How to a $$3D$$-figure that describes all vectors making $$\text{negative dot product}$$ with the vector $$(1,1,1)$$.

The vector $$(-1,-1,-2)$$ has negative do product with $$(1,1,1)$$ because

$$(1,1,1) \cdot (-1,-1,-2)=-4<0$$.

The figure is

This is just particular case. But there are many vectors having negative dot products with $$(1,1,1)$$.

So the angle concept is required. If the angle is $$\pi/2 < \theta<3 \pi/2$$ , then $$\ \cos \theta <0$$ and the dot product will be negative as $$a \cdot b=|a||b| \cos \theta$$.

But how to draw all the vectors that are with $$\pi/2 < \theta<3 \pi/2$$ angle with $$(1,1,1)$$.

Help me

• Consider a plane $x+y+z=0$ which is normal to $(1,1,1)$. This plane separates $\mathbb{R}^3$ into two parts. One is above the plane, or $x+y+z>0$, and vectors in this part forms an acute angle with the vector $(1,1,1)$. Below the plane are the vectors which form oblique angles with $(1,1,1)$, and they all satisfies the equation $x+y+z<0$. You can also observe that if $(x,y,z)\cdot (1,1,1)<0$, then definitely $x+y+z<0$.
– J1U
Oct 2, 2018 at 11:01
• @J1U That deserves to be an answer instead of a comment.
– amd
Oct 2, 2018 at 20:15
• @amd I thought it was short enough to put in a comment. I'll add this as an answer.
– J1U
Oct 3, 2018 at 4:46
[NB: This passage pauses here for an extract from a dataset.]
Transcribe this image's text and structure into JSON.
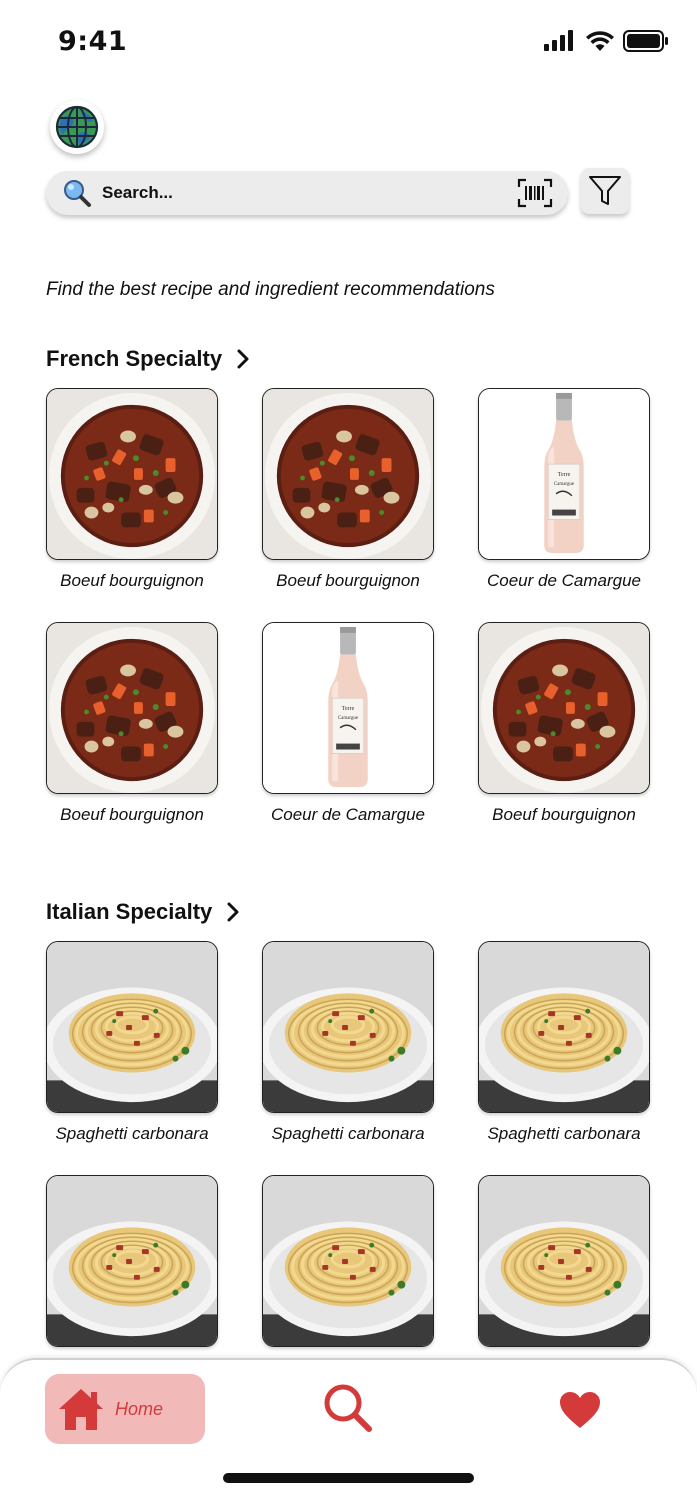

Consider a plane $x+y+z=0$ which is normal to $(1,1,1)$. This plane separates $\mathbb{R}^3$ into two parts. One is above the plane, or $x+y+z>0$, and vectors in this part forms an acute angle with the vector $(1,1,1)$. Below the plane are the vectors which form obtuse angles with $(1,1,1)$, and they all satisfies the equation $x+y+z<0$. You can also observe that if $(x,y,z)\cdot (1,1,1)<0$, then definitely $x+y+z<0$.
This works for any other vector. When a vector $(a,b,c)$ is given, vectors $(x,y,z)$ satisfying $ax+by+cz<0$ will form an obtuse angle with $(a,b,c)$, and thus the value of the inner product of those two vectors would be negative.
• An oblique angle is one whose measure is not $90^\circ$ or a multiple of $90^\circ$. An obtuse angle is one whose measure lies between $90^\circ$ and $180^\circ$. Oct 3, 2018 at 9:27